''We all have a circle of people we trust, and I trust Nancy," says Thomas Schumacher, president of Disney Theatrical Productions. ''She has vast experience -- more than 20 years in fact -- and a vast knowledge of Broadway and advertising, and she has wisely guided me."
It was Coyne, Schumacher says, who figured out that Disney's three Broadway musicals -- ''Beauty and the Beast," ''The Lion King," and ''Aida" -- could be sold together and referred to as ''Disney on Broadway," a clever positioning that enhanced the Disney name as well as the individual shows.
Coyne, a friendly woman with a sunny smile and a startling resemblance to actress Marsha Mason, exudes an enthusiasm about what she hawks. Sit down with her in the hushed confines of an upscale Theater District hotel, the kind of establishment where power breakfasts are served, and, over coffee and scrambled eggs, she will hold forth enthusiastically about theater.
''We are the original reality art form," says the onetime child performer. ''There is a live person performing for you at 8 o'clock tonight. By 11 o'clock, it's going to be over. You can't rewind. You can't listen to it over and over again. . . . A part of your memory is on that isn't on when you are watching a movie or television. People remember Broadway shows in an unbelievable way."
The rule of thumb for what a Broadway show should spend each week on advertising is about 10 percent of a production's weekly potential gross. For ''Wicked," which has a gross potential of more than $1.15 million each week, that would translate into more than $100,000.

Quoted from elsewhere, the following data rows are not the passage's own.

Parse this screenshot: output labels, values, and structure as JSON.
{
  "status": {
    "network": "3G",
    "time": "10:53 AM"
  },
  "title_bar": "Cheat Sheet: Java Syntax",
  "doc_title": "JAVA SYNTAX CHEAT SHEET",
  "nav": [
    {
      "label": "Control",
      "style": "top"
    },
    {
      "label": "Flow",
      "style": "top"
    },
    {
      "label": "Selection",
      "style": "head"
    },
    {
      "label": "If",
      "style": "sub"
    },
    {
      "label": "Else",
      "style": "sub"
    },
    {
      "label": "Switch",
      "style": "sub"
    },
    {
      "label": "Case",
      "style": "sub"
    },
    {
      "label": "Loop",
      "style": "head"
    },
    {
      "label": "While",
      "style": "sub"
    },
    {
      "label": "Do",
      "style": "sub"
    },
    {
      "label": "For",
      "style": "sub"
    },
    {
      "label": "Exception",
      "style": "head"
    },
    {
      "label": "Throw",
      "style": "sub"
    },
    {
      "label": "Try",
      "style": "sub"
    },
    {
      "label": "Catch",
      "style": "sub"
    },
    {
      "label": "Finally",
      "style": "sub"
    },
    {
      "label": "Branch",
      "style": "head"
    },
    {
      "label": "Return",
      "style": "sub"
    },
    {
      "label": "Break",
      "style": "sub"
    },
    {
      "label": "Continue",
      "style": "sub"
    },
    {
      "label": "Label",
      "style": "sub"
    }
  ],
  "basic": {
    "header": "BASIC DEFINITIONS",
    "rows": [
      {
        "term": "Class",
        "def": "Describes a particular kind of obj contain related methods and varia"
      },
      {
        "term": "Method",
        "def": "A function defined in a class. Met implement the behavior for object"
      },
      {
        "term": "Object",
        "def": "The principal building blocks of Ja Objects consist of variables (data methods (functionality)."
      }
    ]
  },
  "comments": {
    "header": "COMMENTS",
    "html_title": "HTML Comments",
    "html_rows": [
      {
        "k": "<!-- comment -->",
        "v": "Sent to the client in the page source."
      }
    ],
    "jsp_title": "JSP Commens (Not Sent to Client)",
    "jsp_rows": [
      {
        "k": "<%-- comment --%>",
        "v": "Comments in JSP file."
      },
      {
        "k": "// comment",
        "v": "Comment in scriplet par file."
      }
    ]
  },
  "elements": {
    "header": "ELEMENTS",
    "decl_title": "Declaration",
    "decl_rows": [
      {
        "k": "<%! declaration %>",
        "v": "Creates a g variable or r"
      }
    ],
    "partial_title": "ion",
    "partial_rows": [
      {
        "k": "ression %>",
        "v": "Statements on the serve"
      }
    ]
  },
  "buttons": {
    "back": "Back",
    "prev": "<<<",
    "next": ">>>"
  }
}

The show, according to producer David Stone, is actually spending a bit less -- about $90,000 -- much of it, these days, on outdoor ads. Coyne suggested the billboard approach, he says, because ''Wicked" is ''such a powerful title and image."
Serino Coyne, a joint venture with Coyne's business partner Matthew Serino, was born in the late 1970s, when advertising Broadway shows was much more conservative.
TV ads first became a reality earlier in the decade, when Bob Fosse created a TV spot for ''Pippin" and extended the life of the show by several years. A new way of selling shows had arrived.
Theater has lagged behind other industries in tapping ways to attract audiences.
''The reason it is slow is because there's a ceiling on how much money we can make," Coyne says. So she has to be careful about where she places ads -- print, TV, radio, billboards.
For example, she explains, a show in a 1,000-seat theater with eight performances a week can only sell 8,000 tickets for that week's performances, regardless of demand.
''You can't sell a ticket for a seat that's not there," she says.
Still, certain shows, buoyed by their success and creative ads, have become brands. In the 1980s, Mackintosh turned such long-running behemoths as ''Cats," ''Les Miserables," ''Miss Saigon," and ''The Phantom of the Opera" into brands. These shows have a national awareness, according to Coyne, so that when you say the title of a show, certain attributes immediately kick in.
Now, Coyne is preparing for the fall and beyond. Besides ''The Odd Couple," the upcoming season will have Coyne selling ''Jersey Boys," a musical celebrating Frankie Valli and the Four Seasons, opening in November, and ''Tarzan," arriving next spring -- Disney's first big musical since ''Aida" five years ago.
''I think one of the things we're going to be trying to emphasize is the athleticism of the experience, sort of the extreme sport of the show," she says. ''But it's hard to say. The show is only in workshop right now."